* **WHAT THE TASK REQUIRES**
Output all entries verbatim.

* **RECORD EXTRACTS**
-------

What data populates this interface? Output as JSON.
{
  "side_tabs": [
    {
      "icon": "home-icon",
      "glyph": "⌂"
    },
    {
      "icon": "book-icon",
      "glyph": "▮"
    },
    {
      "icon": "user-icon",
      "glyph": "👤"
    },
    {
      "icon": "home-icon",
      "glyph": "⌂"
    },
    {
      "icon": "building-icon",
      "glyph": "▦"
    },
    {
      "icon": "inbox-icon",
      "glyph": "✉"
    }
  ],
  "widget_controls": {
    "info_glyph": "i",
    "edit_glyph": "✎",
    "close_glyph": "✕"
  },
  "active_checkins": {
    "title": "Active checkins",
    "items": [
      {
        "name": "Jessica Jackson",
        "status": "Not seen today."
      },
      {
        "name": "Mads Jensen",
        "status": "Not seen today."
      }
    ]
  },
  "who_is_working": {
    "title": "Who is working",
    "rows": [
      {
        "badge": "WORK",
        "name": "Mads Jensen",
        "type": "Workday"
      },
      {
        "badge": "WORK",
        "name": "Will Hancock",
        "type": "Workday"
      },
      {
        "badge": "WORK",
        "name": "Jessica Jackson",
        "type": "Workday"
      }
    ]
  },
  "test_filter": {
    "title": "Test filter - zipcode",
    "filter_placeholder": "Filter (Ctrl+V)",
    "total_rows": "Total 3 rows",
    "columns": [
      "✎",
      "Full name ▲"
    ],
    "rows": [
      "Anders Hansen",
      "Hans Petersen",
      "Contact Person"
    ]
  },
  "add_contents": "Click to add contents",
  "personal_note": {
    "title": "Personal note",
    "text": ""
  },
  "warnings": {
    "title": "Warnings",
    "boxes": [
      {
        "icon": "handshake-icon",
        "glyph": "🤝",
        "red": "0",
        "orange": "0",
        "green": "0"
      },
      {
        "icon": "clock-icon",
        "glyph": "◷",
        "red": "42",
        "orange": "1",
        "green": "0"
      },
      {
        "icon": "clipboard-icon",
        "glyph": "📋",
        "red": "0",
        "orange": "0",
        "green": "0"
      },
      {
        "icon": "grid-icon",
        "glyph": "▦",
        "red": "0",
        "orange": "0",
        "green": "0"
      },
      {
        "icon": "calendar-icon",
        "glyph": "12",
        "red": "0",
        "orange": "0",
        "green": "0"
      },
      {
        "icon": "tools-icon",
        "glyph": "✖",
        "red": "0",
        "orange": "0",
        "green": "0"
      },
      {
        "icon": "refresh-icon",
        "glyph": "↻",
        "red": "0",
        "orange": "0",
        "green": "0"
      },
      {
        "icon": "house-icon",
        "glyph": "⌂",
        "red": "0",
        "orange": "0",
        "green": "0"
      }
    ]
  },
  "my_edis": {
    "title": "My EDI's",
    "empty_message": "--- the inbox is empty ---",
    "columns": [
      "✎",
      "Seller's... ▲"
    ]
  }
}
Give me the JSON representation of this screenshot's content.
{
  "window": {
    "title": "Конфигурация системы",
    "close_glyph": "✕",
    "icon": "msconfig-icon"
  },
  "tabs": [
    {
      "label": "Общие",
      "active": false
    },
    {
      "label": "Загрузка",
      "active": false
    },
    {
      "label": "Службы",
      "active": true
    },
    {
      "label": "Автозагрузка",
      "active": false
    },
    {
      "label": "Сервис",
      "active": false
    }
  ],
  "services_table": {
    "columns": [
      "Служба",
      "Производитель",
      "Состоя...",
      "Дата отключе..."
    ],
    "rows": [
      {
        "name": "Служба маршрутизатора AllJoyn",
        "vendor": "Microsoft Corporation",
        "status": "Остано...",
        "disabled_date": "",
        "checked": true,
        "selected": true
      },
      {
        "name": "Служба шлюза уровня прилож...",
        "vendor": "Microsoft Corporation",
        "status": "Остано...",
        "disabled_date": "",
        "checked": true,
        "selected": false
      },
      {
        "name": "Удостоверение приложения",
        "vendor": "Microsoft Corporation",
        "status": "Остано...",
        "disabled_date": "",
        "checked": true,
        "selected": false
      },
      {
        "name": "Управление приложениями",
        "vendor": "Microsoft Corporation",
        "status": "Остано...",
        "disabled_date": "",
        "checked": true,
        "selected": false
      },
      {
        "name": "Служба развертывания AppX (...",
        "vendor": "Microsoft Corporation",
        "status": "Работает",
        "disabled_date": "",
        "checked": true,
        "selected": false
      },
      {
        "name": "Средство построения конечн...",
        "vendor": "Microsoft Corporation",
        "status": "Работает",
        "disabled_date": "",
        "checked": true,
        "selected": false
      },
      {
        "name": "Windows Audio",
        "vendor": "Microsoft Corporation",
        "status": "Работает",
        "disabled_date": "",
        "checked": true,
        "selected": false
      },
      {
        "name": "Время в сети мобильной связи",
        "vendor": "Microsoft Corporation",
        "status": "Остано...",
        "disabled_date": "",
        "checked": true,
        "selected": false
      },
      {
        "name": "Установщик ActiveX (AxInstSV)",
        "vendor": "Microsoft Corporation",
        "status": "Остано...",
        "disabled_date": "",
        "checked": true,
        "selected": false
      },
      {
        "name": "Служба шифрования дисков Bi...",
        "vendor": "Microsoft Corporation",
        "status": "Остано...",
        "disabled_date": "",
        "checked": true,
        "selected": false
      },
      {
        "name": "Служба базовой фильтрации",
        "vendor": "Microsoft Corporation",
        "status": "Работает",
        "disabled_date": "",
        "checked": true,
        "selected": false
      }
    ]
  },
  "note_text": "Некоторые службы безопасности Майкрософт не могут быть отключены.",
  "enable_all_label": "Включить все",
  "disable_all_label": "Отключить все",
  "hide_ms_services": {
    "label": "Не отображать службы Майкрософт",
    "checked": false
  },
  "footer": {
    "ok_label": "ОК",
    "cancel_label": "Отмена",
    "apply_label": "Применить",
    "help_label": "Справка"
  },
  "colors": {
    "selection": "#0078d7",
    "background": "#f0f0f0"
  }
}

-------

* **TASK ANSWER**
What data populates this interface? Output as JSON.
{
  "side_tabs": [
    {
      "icon": "home-icon",
      "glyph": "⌂"
    },
    {
      "icon": "book-icon",
      "glyph": "▮"
    },
    {
      "icon": "user-icon",
      "glyph": "👤"
    },
    {
      "icon": "home-icon",
      "glyph": "⌂"
    },
    {
      "icon": "building-icon",
      "glyph": "▦"
    },
    {
      "icon": "inbox-icon",
      "glyph": "✉"
    }
  ],
  "widget_controls": {
    "info_glyph": "i",
    "edit_glyph": "✎",
    "close_glyph": "✕"
  },
  "active_checkins": {
    "title": "Active checkins",
    "items": [
      {
        "name": "Jessica Jackson",
        "status": "Not seen today."
      },
      {
        "name": "Mads Jensen",
        "status": "Not seen today."
      }
    ]
  },
  "who_is_working": {
    "title": "Who is working",
    "rows": [
      {
        "badge": "WORK",
        "name": "Mads Jensen",
        "type": "Workday"
      },
      {
        "badge": "WORK",
        "name": "Will Hancock",
        "type": "Workday"
      },
      {
        "badge": "WORK",
        "name": "Jessica Jackson",
        "type": "Workday"
      }
    ]
  },
  "test_filter": {
    "title": "Test filter - zipcode",
    "filter_placeholder": "Filter (Ctrl+V)",
    "total_rows": "Total 3 rows",
    "columns": [
      "✎",
      "Full name ▲"
    ],
    "rows": [
      "Anders Hansen",
      "Hans Petersen",
      "Contact Person"
    ]
  },
  "add_contents": "Click to add contents",
  "personal_note": {
    "title": "Personal note",
    "text": ""
  },
  "warnings": {
    "title": "Warnings",
    "boxes": [
      {
        "icon": "handshake-icon",
        "glyph": "🤝",
        "red": "0",
        "orange": "0",
        "green": "0"
      },
      {
        "icon": "clock-icon",
        "glyph": "◷",
        "red": "42",
        "orange": "1",
        "green": "0"
      },
      {
        "icon": "clipboard-icon",
        "glyph": "📋",
        "red": "0",
        "orange": "0",
        "green": "0"
      },
      {
        "icon": "grid-icon",
        "glyph": "▦",
        "red": "0",
        "orange": "0",
        "green": "0"
      },
      {
        "icon": "calendar-icon",
        "glyph": "12",
        "red": "0",
        "orange": "0",
        "green": "0"
      },
      {
        "icon": "tools-icon",
        "glyph": "✖",
        "red": "0",
        "orange": "0",
        "green": "0"
      },
      {
        "icon": "refresh-icon",
        "glyph": "↻",
        "red": "0",
        "orange": "0",
        "green": "0"
      },
      {
        "icon": "house-icon",
        "glyph": "⌂",
        "red": "0",
        "orange": "0",
        "green": "0"
      }
    ]
  },
  "my_edis": {
    "title": "My EDI's",
    "empty_message": "--- the inbox is empty ---",
    "columns": [
      "✎",
      "Seller's... ▲"
    ]
  }
}
Give me the JSON representation of this screenshot's content.
{
  "window": {
    "title": "Конфигурация системы",
    "close_glyph": "✕",
    "icon": "msconfig-icon"
  },
  "tabs": [
    {
      "label": "Общие",
      "active": false
    },
    {
      "label": "Загрузка",
      "active": false
    },
    {
      "label": "Службы",
      "active": true
    },
    {
      "label": "Автозагрузка",
      "active": false
    },
    {
      "label": "Сервис",
      "active": false
    }
  ],
  "services_table": {
    "columns": [
      "Служба",
      "Производитель",
      "Состоя...",
      "Дата отключе..."
    ],
    "rows": [
      {
        "name": "Служба маршрутизатора AllJoyn",
        "vendor": "Microsoft Corporation",
        "status": "Остано...",
        "disabled_date": "",
        "checked": true,
        "selected": true
      },
      {
        "name": "Служба шлюза уровня прилож...",
        "vendor": "Microsoft Corporation",
        "status": "Остано...",
        "disabled_date": "",
        "checked": true,
        "selected": false
      },
      {
        "name": "Удостоверение приложения",
        "vendor": "Microsoft Corporation",
        "status": "Остано...",
        "disabled_date": "",
        "checked": true,
        "selected": false
      },
      {
        "name": "Управление приложениями",
        "vendor": "Microsoft Corporation",
        "status": "Остано...",
        "disabled_date": "",
        "checked": true,
        "selected": false
      },
      {
        "name": "Служба развертывания AppX (...",
        "vendor": "Microsoft Corporation",
        "status": "Работает",
        "disabled_date": "",
        "checked": true,
        "selected": false
      },
      {
        "name": "Средство построения конечн...",
        "vendor": "Microsoft Corporation",
        "status": "Работает",
        "disabled_date": "",
        "checked": true,
        "selected": false
      },
      {
        "name": "Windows Audio",
        "vendor": "Microsoft Corporation",
        "status": "Работает",
        "disabled_date": "",
        "checked": true,
        "selected": false
      },
      {
        "name": "Время в сети мобильной связи",
        "vendor": "Microsoft Corporation",
        "status": "Остано...",
        "disabled_date": "",
        "checked": true,
        "selected": false
      },
      {
        "name": "Установщик ActiveX (AxInstSV)",
        "vendor": "Microsoft Corporation",
        "status": "Остано...",
        "disabled_date": "",
        "checked": true,
        "selected": false
      },
      {
        "name": "Служба шифрования дисков Bi...",
        "vendor": "Microsoft Corporation",
        "status": "Остано...",
        "disabled_date": "",
        "checked": true,
        "selected": false
      },
      {
        "name": "Служба базовой фильтрации",
        "vendor": "Microsoft Corporation",
        "status": "Работает",
        "disabled_date": "",
        "checked": true,
        "selected": false
      }
    ]
  },
  "note_text": "Некоторые службы безопасности Майкрософт не могут быть отключены.",
  "enable_all_label": "Включить все",
  "disable_all_label": "Отключить все",
  "hide_ms_services": {
    "label": "Не отображать службы Майкрософт",
    "checked": false
  },
  "footer": {
    "ok_label": "ОК",
    "cancel_label": "Отмена",
    "apply_label": "Применить",
    "help_label": "Справка"
  },
  "colors": {
    "selection": "#0078d7",
    "background": "#f0f0f0"
  }
}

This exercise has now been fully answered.